▼

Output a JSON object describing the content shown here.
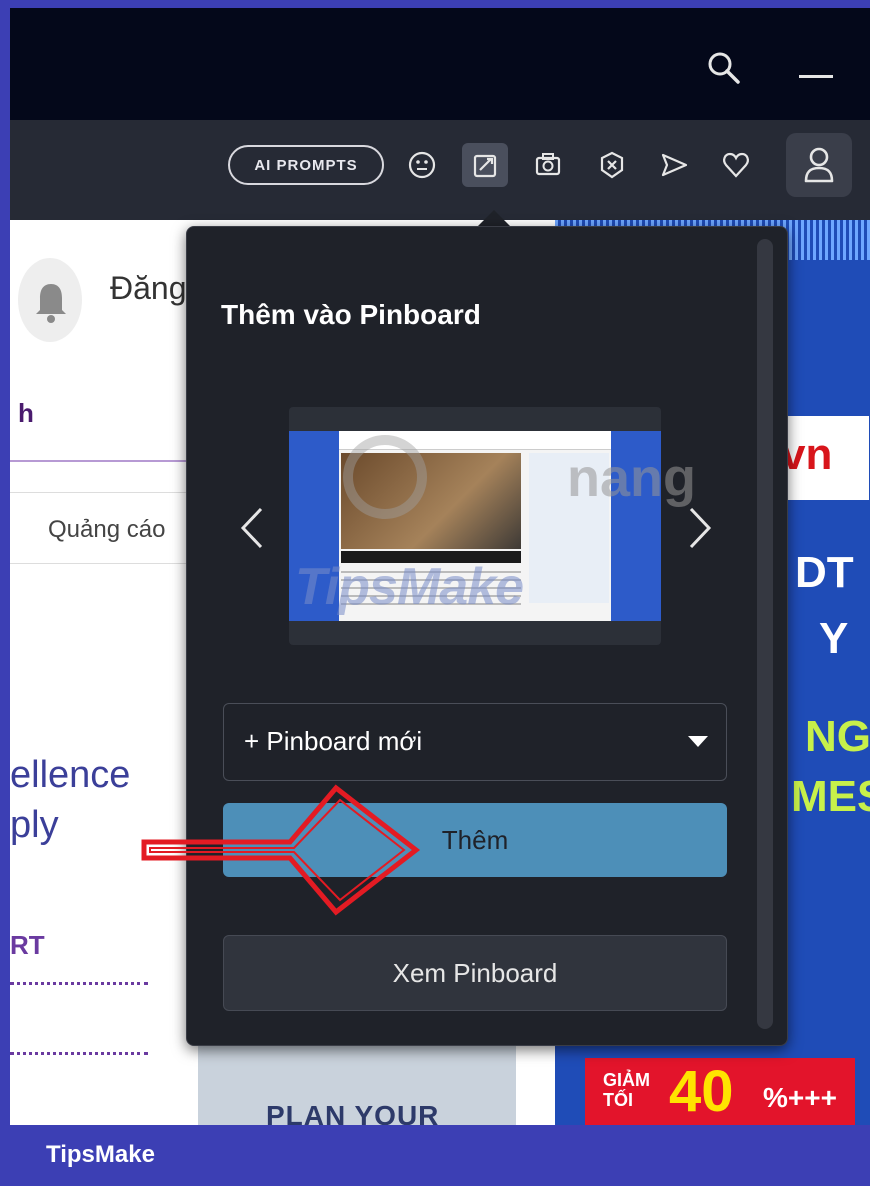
{
  "titlebar": {
    "search_icon": "search-icon",
    "minimize_icon": "minimize-icon"
  },
  "toolbar": {
    "ai_prompts_label": "AI PROMPTS",
    "icons": [
      "smile-icon",
      "pin-icon",
      "camera-icon",
      "close-shield-icon",
      "send-icon",
      "heart-icon",
      "profile-icon"
    ]
  },
  "page": {
    "dang": "Đăng",
    "heading_fragment": "h",
    "ads_label": "Quảng cáo",
    "headline": [
      "ellence",
      "ply"
    ],
    "section_fragment": "RT",
    "plan_text": "PLAN YOUR"
  },
  "ad": {
    "logo_text": "vn",
    "lines": [
      "DT",
      "Y"
    ],
    "green_lines": [
      "NG",
      "MES"
    ],
    "sale_label": "GIẢM TỐI",
    "sale_value": "40",
    "sale_suffix": "%+++"
  },
  "popup": {
    "title": "Thêm vào Pinboard",
    "preview_watermark": "TipsMake",
    "overlay_watermark": "nang",
    "select_label": "+ Pinboard mới",
    "add_button": "Thêm",
    "view_button": "Xem Pinboard"
  },
  "footer": {
    "brand": "TipsMake"
  },
  "colors": {
    "accent_blue": "#4d8fb8",
    "frame_blue": "#3c3fb4",
    "popup_bg": "#1f2229",
    "arrow_red": "#e31b23"
  }
}
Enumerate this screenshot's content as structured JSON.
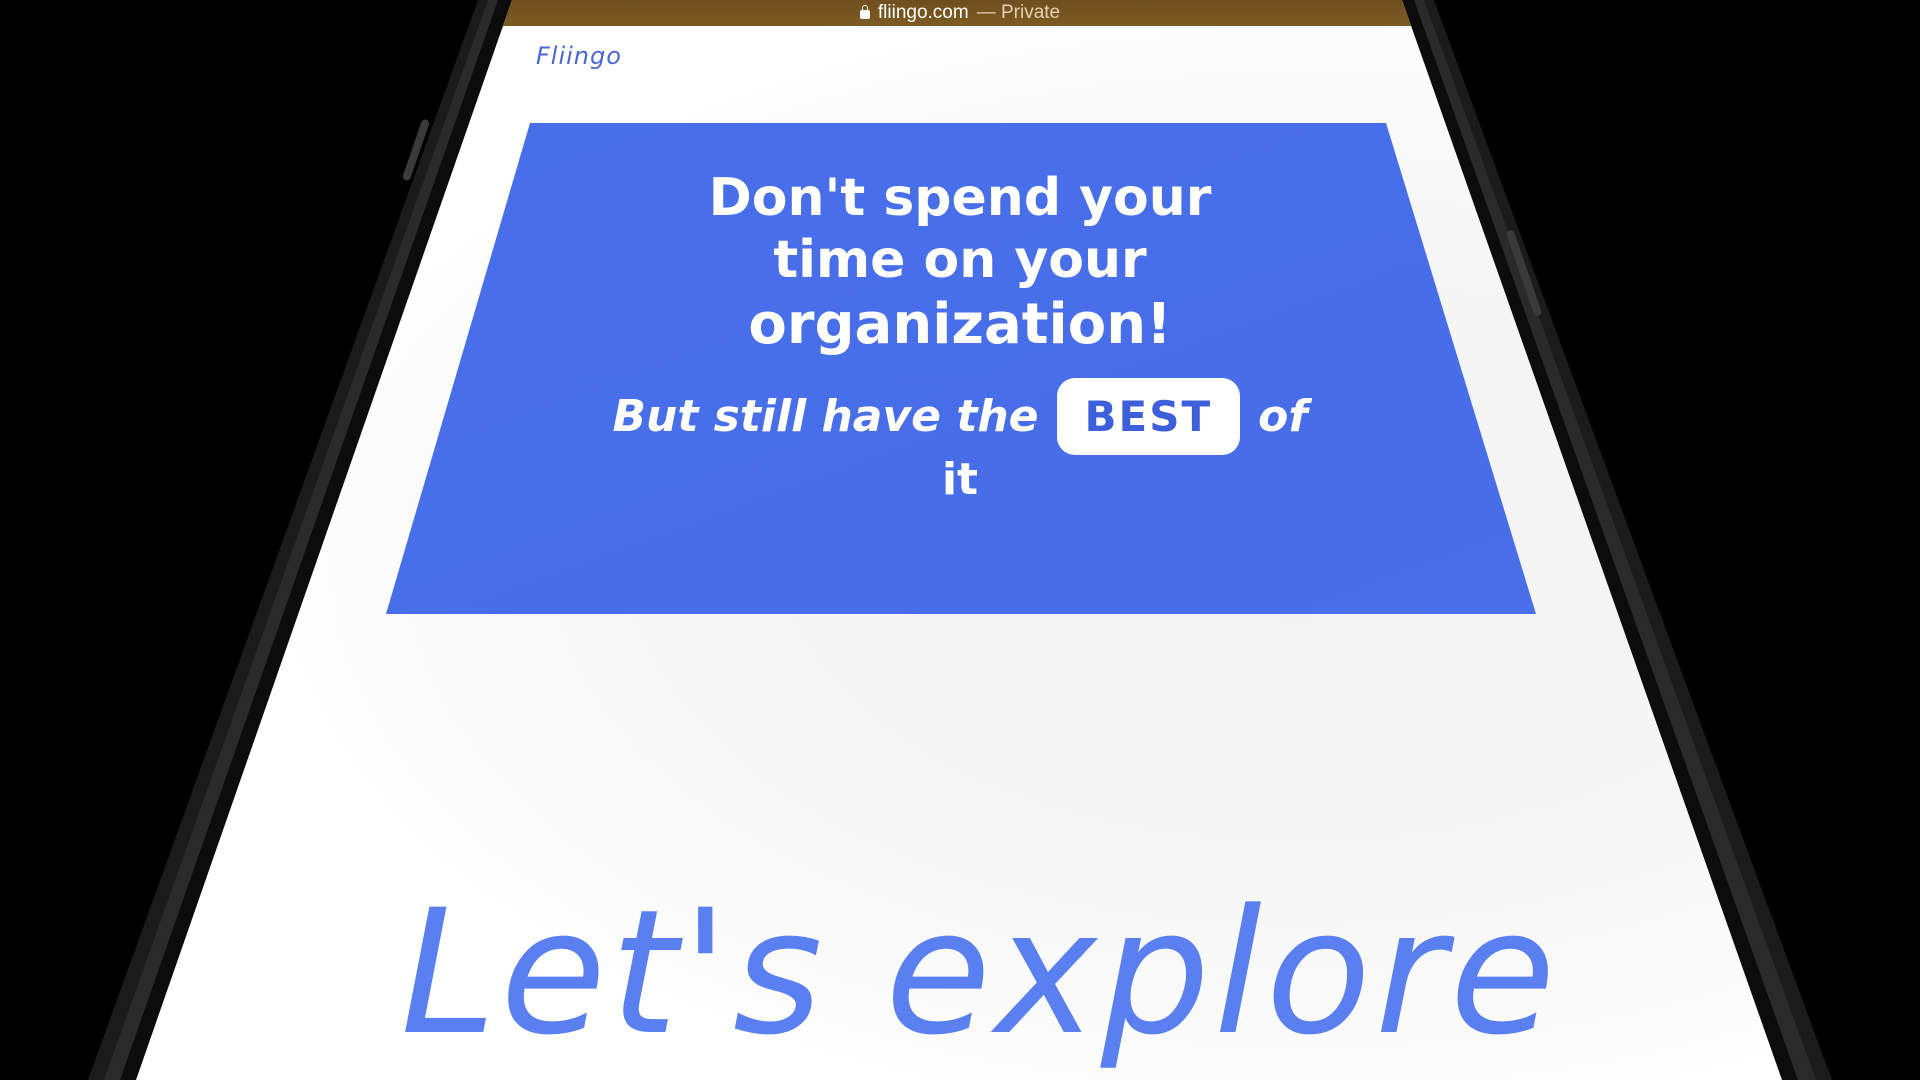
{
  "browser": {
    "domain": "fliingo.com",
    "mode": "— Private",
    "bar_color": "#7c5a22"
  },
  "site": {
    "brand": "Fliingo",
    "accent_color": "#476ee8"
  },
  "hero": {
    "line1": "Don't spend your",
    "line2": "time on your",
    "line3": "organization!",
    "sub_prefix": "But still have the",
    "badge": "BEST",
    "sub_suffix": "of",
    "sub_line2": "it"
  },
  "explore": {
    "heading": "Let's explore"
  }
}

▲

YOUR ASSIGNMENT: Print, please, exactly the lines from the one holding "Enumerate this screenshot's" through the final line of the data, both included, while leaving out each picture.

RESULT FOR THIS TASK:
Enumerate this screenshot's content as structured JSON.
{
  "browser": {
    "domain": "fliingo.com",
    "mode": "— Private",
    "bar_color": "#7c5a22"
  },
  "site": {
    "brand": "Fliingo",
    "accent_color": "#476ee8"
  },
  "hero": {
    "line1": "Don't spend your",
    "line2": "time on your",
    "line3": "organization!",
    "sub_prefix": "But still have the",
    "badge": "BEST",
    "sub_suffix": "of",
    "sub_line2": "it"
  },
  "explore": {
    "heading": "Let's explore"
  }
}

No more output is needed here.